This fall, the Fisher Center for the Study of Women and Men is taking on a new theme, “Engendering Crisis,” under the guidance of incoming director Cedric Johnson, associate professor of political science.
On Thursday, Sept. 17, Johnson will inaugurate the new theme with a screening of the film “The Women of Brukman” at 7 p.m. in the Sanford Room of the Warren Hunting Smith Library.
During the 2001 economic collapse in Argentina, the seamstresses at Brukman’s clothing factory took over the operation the owners had abandoned. They reorganized it on a self-management model, without a doubt the most inspiring of the many new economic experiments in that country.
The name Brukman’s went from being a symbol of worker exploitation to being a site of revolutionary labor participation-all workers, no bosses.
Isaac Isitan followed these courageous women over many years, their struggle to get the operation running again, their expulsion from the factory, months of battling to get it back, and tangles with the law.
This is the story of a venture that began as a means of survival and became a genuine school for civics. Besides following the labor politics, the film also gets close to the women as individuals finding a way to put dignity into their working lives.
The Fisher Center was endowed with a $1 million gift from Emily and the late Richard Fisher, whose son Alexander graduated from Hobart College in 1993. Creation of the Fisher Center for the Study of Women and Men reflects a perfect intersection of the Colleges’ coordinate history and trends in the study of gender throughout academe.

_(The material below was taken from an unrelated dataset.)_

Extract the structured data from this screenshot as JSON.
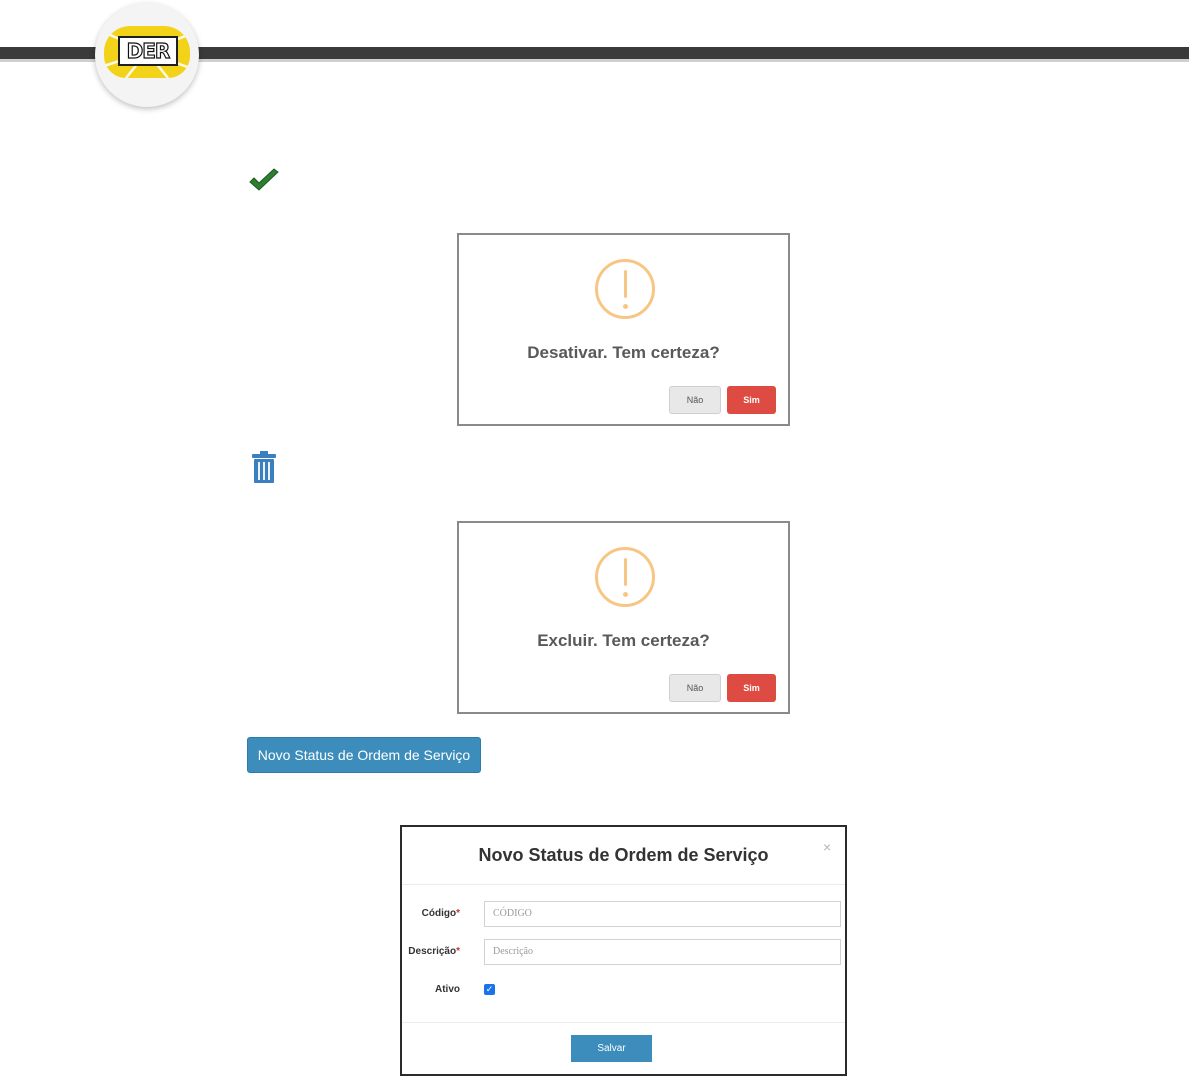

Johnson, an associate professor of political science, teaches courses on American politics, inequality and urban politics. He is the author of “Revolutionaries to Race Leaders: Black Power and the Making of African American Politics” (University of Minnesota Press, 2007) which was awarded the 2008 W.E.B. DuBois Outstanding Book Award by the National Conference of Black Political Scientists. A native of south Louisiana, he is currently editing a collection of essays on the politics of disaster and reconstruction in the Gulf Coast region titled, “The Neoliberal Deluge: Hurricane Katrina, Late Capitalist Culture and the Remaking of New Orleans.” Johnson’s writings have appeared in In These Times, Monthly Review and New Political Science. Johnson also serves on the planning committee for the Rochester Labor Lyceum.